### ABOUT THIS TASK:
Please output the data exactly, without omitting anything.

(Dataset records)
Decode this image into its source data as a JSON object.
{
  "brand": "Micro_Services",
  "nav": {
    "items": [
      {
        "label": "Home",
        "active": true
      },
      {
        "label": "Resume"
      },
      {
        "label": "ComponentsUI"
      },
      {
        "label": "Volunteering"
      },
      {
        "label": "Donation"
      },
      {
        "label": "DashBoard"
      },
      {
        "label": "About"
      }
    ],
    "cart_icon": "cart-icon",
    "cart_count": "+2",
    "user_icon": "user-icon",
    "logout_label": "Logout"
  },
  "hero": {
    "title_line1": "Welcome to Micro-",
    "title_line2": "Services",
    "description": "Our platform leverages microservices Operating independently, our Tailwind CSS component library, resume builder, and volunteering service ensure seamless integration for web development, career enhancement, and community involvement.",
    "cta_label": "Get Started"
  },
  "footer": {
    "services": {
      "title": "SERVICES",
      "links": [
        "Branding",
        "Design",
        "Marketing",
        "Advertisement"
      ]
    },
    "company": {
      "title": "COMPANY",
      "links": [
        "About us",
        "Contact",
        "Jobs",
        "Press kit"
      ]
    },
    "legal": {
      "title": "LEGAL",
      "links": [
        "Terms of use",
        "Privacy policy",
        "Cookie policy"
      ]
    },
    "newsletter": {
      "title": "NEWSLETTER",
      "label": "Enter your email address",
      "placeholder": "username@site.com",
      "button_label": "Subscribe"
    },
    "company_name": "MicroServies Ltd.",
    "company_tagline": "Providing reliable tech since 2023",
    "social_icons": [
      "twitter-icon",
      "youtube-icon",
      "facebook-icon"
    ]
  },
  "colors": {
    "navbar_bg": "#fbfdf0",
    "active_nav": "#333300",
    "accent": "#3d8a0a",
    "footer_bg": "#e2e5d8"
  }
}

### EXERCISE RESULT:
Decode this image into its source data as a JSON object.
{
  "brand": "Micro_Services",
  "nav": {
    "items": [
      {
        "label": "Home",
        "active": true
      },
      {
        "label": "Resume"
      },
      {
        "label": "ComponentsUI"
      },
      {
        "label": "Volunteering"
      },
      {
        "label": "Donation"
      },
      {
        "label": "DashBoard"
      },
      {
        "label": "About"
      }
    ],
    "cart_icon": "cart-icon",
    "cart_count": "+2",
    "user_icon": "user-icon",
    "logout_label": "Logout"
  },
  "hero": {
    "title_line1": "Welcome to Micro-",
    "title_line2": "Services",
    "description": "Our platform leverages microservices Operating independently, our Tailwind CSS component library, resume builder, and volunteering service ensure seamless integration for web development, career enhancement, and community involvement.",
    "cta_label": "Get Started"
  },
  "footer": {
    "services": {
      "title": "SERVICES",
      "links": [
        "Branding",
        "Design",
        "Marketing",
        "Advertisement"
      ]
    },
    "company": {
      "title": "COMPANY",
      "links": [
        "About us",
        "Contact",
        "Jobs",
        "Press kit"
      ]
    },
    "legal": {
      "title": "LEGAL",
      "links": [
        "Terms of use",
        "Privacy policy",
        "Cookie policy"
      ]
    },
    "newsletter": {
      "title": "NEWSLETTER",
      "label": "Enter your email address",
      "placeholder": "username@site.com",
      "button_label": "Subscribe"
    },
    "company_name": "MicroServies Ltd.",
    "company_tagline": "Providing reliable tech since 2023",
    "social_icons": [
      "twitter-icon",
      "youtube-icon",
      "facebook-icon"
    ]
  },
  "colors": {
    "navbar_bg": "#fbfdf0",
    "active_nav": "#333300",
    "accent": "#3d8a0a",
    "footer_bg": "#e2e5d8"
  }
}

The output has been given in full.